Neuroprotective effect of 3,3'-Diindolylmethane against perinatal asphyxia involves inhibition of the AhR and NMDA signaling and hypermethylation of specific genes.
Apoptosis. 2020 Oct ;25(9-10):747-762. Epub 2020 Aug 20. PMID: 32816128

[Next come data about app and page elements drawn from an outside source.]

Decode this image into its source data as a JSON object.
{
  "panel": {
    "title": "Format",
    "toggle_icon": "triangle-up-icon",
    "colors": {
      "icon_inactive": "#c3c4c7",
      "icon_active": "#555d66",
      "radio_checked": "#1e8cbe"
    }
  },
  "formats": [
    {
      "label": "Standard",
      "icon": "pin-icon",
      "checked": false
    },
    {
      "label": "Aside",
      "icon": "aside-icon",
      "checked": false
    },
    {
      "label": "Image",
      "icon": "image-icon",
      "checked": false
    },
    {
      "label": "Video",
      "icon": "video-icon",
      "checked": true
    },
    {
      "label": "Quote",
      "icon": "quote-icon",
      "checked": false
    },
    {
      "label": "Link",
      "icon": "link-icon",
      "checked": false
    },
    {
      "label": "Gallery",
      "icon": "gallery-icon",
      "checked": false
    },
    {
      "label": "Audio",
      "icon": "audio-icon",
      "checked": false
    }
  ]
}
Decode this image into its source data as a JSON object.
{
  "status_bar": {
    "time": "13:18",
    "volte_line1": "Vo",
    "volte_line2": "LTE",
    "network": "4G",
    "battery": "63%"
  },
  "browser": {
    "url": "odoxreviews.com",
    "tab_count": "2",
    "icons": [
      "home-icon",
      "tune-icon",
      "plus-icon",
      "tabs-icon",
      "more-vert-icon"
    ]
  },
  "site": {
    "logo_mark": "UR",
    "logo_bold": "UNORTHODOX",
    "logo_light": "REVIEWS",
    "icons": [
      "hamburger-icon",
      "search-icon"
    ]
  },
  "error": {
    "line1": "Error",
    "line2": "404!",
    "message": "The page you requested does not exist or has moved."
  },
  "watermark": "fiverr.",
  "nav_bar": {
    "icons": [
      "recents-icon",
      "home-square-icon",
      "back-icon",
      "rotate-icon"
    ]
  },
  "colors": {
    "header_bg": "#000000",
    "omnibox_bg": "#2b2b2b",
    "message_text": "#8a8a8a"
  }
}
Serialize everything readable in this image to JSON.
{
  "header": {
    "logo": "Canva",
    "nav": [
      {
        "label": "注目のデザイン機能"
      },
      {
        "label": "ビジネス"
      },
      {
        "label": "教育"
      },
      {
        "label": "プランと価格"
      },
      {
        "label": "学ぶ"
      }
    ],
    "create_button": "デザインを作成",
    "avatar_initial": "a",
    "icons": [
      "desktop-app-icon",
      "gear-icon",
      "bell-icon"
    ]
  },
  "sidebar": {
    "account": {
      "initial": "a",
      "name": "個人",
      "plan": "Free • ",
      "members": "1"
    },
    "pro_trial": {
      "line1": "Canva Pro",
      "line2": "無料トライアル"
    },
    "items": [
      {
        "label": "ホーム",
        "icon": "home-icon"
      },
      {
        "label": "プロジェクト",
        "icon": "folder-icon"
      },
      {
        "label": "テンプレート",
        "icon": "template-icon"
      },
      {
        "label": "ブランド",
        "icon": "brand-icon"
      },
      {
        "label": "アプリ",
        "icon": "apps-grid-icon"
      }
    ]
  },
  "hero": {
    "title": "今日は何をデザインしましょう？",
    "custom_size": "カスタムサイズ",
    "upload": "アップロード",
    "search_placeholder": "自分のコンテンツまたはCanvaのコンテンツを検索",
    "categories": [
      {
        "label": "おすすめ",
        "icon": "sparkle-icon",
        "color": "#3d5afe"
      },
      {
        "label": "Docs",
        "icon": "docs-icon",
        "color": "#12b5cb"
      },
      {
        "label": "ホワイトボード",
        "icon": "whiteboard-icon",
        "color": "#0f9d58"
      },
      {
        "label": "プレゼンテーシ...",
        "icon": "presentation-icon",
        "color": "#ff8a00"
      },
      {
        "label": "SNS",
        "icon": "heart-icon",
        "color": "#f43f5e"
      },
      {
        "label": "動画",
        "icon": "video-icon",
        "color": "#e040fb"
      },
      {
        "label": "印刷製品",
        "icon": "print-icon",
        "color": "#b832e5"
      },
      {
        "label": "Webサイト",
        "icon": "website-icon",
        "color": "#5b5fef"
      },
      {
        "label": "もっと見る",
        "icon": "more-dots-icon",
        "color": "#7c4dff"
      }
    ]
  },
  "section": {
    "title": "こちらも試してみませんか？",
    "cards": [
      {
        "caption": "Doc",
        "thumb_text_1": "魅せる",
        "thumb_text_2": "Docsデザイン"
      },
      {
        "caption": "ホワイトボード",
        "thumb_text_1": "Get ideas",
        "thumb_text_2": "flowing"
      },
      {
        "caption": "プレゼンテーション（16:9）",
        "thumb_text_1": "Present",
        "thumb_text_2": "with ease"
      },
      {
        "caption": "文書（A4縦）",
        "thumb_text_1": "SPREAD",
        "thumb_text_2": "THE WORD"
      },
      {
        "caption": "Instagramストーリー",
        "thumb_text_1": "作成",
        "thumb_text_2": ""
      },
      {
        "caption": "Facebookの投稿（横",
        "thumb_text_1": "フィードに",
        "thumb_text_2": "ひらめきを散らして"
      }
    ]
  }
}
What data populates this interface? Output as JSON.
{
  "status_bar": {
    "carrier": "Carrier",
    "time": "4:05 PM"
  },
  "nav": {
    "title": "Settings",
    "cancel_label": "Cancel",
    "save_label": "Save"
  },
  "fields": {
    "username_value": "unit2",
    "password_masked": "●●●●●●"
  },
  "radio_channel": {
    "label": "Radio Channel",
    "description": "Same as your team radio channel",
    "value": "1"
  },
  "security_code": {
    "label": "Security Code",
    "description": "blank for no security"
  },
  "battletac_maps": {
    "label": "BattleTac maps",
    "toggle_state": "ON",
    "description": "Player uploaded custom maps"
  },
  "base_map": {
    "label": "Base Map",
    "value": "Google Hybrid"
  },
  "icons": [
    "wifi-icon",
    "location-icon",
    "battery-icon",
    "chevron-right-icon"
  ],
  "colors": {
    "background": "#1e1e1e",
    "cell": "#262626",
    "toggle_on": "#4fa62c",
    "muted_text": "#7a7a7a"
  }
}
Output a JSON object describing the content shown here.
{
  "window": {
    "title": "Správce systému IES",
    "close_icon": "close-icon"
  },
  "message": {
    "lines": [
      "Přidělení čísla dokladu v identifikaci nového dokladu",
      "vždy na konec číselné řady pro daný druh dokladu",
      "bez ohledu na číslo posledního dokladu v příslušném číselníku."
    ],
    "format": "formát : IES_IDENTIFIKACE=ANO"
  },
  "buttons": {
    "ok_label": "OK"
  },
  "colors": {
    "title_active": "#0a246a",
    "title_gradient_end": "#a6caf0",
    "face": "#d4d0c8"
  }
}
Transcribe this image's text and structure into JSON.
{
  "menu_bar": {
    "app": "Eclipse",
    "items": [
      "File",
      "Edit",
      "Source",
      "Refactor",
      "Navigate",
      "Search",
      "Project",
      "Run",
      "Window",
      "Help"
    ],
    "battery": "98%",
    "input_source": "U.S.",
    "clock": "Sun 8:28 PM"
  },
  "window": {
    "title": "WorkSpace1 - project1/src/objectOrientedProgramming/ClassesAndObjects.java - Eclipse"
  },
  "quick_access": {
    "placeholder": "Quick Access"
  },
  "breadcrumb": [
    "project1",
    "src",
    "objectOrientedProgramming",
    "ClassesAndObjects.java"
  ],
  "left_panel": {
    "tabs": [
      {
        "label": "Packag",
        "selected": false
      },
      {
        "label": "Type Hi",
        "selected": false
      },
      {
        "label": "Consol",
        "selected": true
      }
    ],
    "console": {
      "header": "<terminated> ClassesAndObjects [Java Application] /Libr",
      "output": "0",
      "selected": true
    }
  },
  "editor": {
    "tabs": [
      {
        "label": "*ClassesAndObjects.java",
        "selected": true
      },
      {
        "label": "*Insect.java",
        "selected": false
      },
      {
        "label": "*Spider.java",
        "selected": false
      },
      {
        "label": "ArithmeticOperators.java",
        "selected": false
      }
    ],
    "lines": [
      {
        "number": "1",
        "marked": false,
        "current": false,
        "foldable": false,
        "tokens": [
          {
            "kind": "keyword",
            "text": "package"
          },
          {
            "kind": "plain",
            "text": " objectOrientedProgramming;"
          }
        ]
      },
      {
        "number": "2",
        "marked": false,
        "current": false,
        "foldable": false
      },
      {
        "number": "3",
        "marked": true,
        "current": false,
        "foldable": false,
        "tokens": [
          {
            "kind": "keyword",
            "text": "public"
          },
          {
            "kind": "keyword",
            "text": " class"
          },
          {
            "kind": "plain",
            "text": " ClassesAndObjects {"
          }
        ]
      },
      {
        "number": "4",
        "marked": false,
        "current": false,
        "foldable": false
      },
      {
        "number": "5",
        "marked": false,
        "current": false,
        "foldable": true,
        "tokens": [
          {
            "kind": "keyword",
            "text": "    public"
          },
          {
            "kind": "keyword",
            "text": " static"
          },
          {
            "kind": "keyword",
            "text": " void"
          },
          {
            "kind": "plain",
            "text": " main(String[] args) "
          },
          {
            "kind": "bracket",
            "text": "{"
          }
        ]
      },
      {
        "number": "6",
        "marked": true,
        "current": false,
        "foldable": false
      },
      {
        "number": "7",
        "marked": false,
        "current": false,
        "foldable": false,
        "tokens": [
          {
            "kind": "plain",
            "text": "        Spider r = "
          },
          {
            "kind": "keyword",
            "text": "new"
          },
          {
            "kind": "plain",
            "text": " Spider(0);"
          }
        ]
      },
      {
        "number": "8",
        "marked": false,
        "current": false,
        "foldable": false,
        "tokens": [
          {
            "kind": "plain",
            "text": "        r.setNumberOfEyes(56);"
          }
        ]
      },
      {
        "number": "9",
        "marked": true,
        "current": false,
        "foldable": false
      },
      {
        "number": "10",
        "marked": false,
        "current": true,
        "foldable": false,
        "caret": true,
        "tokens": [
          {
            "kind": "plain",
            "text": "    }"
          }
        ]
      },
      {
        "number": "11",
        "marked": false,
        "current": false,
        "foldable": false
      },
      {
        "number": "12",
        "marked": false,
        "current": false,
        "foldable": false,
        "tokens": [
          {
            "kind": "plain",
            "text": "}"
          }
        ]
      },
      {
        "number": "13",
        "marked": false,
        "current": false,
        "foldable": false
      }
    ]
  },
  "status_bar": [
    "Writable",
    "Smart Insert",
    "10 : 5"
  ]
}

Each year, 1 million children die due to perinatal asphyxia; however, there are no effective drugs to protect the neonatal brain against hypoxic/ischemic damage. In this study, we demonstrated for the first time the neuroprotective capacity of 3,3'-diindolylmethane (DIM) in an in vivo model of rat perinatal asphyxia, which has translational value and corresponds to hypoxic/ischemic episodes in human newborns. Posttreatment with DIM restored the weight of the ipsilateral hemisphere and normalized cell number in the brain structures of rats exposed to perinatal asphyxia. DIM also downregulated the mRNA expression of HIF1A-regulated Bnip3 and Hif1a which is a hypoxic marker, and the expression of miR-181b which is an indicator of perinatal asphyxia. In addition, DIM inhibited apoptosis and oxidative stress accompanying perinatal asphyxia through: downregulation of FAS, CASP-3, CAPN1, GPx3 and SOD-1, attenuation of caspase-9 activity, and upregulation of anti-apoptotic Bcl2 mRNA. The protective effects of DIM were accompanied by the inhibition of the AhR and NMDA signaling pathways, as indicated by the reduced expression levels of AhR, ARNT, CYP1A1, GluN1 and GluN2B, which was correlated with enhanced global DNA methylation and the methylation of the Ahr and Grin2b genes. Because our study provided evidence that in rat brain undergoing perinatal asphyxia, DIM predominantly targets AhR and NMDA, we postulate that compounds that possess the ability to inhibit their signaling are promising therapeutic tools to prevent stroke.